Citing PatentFiling datePublication dateApplicantTitle
US8435000 *Mar 7, 2008May 7, 2013Rolls-Royce CorporationVariable vane actuation system
US8944774Jan 3, 2012Feb 3, 2015General Electric CompanyGas turbine nozzle with a flow fence
US9062554Jan 3, 2012Jun 23, 2015General Electric CompanyGas turbine nozzle with a flow groove
US20040200205 *Mar 23, 2004Oct 14, 2004Frutschi Hans UlrichGas turbine plant for a working medium in the form of a carbon dioxide/water mixture
US20080066443 *Aug 27, 2007Mar 20, 2008Alstom Technology LtdGas turbine plant for a working medium in the form of a carbon dioxide/water mixture
US20090226305 *Mar 7, 2008Sep 10, 2009Albert WongVariable vane actuation system
EP0808992A2 *May 20, 1997Nov 26, 1997ABB PATENT GmbHRotary slide valve for the control of steam flow to a steam turbine
EP0808992A3 *May 20, 1997Jul 7, 1999ABB PATENT GmbHRotary slide valve for the control of steam flow to a steam turbine
Classifications
U.S. Classification415/156, 415/181, 415/914, 415/157, 415/166
International ClassificationF04D29/02
Cooperative ClassificationF05D2230/64, Y10S415/914, F04D29/023
European ClassificationF04D29/02C
Legal Events
DateCodeEventDescription
Sep 7, 1988ASAssignment
Owner name: AVCO CORPORATION, 40 WESTMINSTER STREET, PROVIDENC
Free format text: ASSIGNMENT OF ASSIGNORS INTEREST.;ASSIGNOR:TATE, DAVID L.;REEL/FRAME:004942/0684
Effective date: 19880906
Owner name: AVCO CORPORATION,RHODE ISLAND
Free format text: ASSIGNMENT OF ASSIGNORS INTEREST;ASSIGNOR:TATE, DAVID L.;REEL/FRAME:004942/0684
Effective date: 19880906
Jul 6, 1993REMIMaintenance fee reminder mailed
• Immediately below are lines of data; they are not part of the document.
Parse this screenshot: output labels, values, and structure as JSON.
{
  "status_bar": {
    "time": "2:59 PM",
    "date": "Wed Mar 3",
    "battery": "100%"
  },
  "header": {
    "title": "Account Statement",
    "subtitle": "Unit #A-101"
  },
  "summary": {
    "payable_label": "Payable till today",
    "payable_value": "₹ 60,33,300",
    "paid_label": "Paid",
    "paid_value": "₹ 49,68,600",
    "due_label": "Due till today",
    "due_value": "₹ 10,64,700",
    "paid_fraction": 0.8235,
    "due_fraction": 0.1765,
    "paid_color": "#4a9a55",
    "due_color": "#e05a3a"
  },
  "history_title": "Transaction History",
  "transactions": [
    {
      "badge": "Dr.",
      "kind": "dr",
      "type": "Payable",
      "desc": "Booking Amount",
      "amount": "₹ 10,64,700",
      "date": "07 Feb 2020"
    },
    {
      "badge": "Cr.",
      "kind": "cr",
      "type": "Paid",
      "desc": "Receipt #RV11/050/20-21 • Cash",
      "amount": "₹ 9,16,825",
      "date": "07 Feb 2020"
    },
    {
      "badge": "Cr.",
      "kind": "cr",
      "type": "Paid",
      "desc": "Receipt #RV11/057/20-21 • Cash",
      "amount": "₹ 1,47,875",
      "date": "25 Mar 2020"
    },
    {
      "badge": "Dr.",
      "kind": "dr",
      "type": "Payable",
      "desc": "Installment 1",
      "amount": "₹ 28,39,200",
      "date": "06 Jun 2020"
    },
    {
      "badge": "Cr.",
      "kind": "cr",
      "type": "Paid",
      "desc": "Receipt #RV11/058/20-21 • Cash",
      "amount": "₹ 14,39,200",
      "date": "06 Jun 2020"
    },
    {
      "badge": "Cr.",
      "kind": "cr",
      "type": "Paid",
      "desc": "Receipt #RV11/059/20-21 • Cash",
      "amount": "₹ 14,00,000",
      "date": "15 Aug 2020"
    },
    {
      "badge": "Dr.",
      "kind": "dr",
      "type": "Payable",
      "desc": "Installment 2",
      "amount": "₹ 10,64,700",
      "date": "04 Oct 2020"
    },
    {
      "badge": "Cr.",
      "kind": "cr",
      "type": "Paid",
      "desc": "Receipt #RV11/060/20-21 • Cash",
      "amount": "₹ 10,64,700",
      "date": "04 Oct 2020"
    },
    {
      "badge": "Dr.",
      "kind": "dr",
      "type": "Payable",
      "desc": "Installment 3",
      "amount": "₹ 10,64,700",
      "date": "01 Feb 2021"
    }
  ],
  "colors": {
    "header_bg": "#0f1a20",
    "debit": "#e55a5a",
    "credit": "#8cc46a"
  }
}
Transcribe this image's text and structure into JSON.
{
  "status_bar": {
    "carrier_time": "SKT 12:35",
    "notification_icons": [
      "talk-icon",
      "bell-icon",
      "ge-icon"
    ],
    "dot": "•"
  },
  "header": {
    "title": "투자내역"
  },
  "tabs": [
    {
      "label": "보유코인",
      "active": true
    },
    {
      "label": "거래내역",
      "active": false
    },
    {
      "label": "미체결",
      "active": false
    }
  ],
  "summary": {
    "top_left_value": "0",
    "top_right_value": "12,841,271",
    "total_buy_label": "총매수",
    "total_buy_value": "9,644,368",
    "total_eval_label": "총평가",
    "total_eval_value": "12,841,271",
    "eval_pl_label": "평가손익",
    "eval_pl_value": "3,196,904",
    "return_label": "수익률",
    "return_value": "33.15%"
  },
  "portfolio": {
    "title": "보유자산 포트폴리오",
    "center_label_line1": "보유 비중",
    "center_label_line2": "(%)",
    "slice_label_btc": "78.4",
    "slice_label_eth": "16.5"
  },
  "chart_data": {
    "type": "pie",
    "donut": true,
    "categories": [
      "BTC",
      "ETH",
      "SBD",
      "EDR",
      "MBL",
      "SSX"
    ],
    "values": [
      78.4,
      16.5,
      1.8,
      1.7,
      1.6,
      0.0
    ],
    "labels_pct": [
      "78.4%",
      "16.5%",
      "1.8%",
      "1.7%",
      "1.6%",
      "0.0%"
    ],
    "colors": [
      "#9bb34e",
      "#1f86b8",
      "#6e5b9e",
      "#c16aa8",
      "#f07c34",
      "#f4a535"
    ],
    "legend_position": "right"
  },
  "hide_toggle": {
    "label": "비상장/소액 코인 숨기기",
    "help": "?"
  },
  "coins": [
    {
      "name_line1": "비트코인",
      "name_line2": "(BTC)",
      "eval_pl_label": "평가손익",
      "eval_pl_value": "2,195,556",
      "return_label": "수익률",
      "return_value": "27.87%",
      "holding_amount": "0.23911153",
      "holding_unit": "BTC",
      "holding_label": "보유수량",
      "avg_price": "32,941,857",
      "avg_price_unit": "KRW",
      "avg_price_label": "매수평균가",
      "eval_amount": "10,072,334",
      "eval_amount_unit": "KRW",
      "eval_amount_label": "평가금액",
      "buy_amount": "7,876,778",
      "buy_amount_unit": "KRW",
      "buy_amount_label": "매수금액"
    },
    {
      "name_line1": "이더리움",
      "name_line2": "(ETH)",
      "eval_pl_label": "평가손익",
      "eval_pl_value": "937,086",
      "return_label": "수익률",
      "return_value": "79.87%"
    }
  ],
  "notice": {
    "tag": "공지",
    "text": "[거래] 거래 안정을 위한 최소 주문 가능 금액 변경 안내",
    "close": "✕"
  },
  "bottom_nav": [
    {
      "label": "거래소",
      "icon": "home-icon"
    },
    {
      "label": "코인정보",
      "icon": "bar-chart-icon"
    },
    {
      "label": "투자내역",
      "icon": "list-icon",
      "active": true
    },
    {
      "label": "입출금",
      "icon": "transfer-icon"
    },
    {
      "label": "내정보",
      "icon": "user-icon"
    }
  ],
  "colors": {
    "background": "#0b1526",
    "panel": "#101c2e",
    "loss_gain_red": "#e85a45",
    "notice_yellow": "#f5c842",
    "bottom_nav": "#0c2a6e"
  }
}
Dec 5, 1993LAPSLapse for failure to pay maintenance fees
Feb 15, 1994FPExpired due to failure to pay maintenance fee
Effective date: 19931205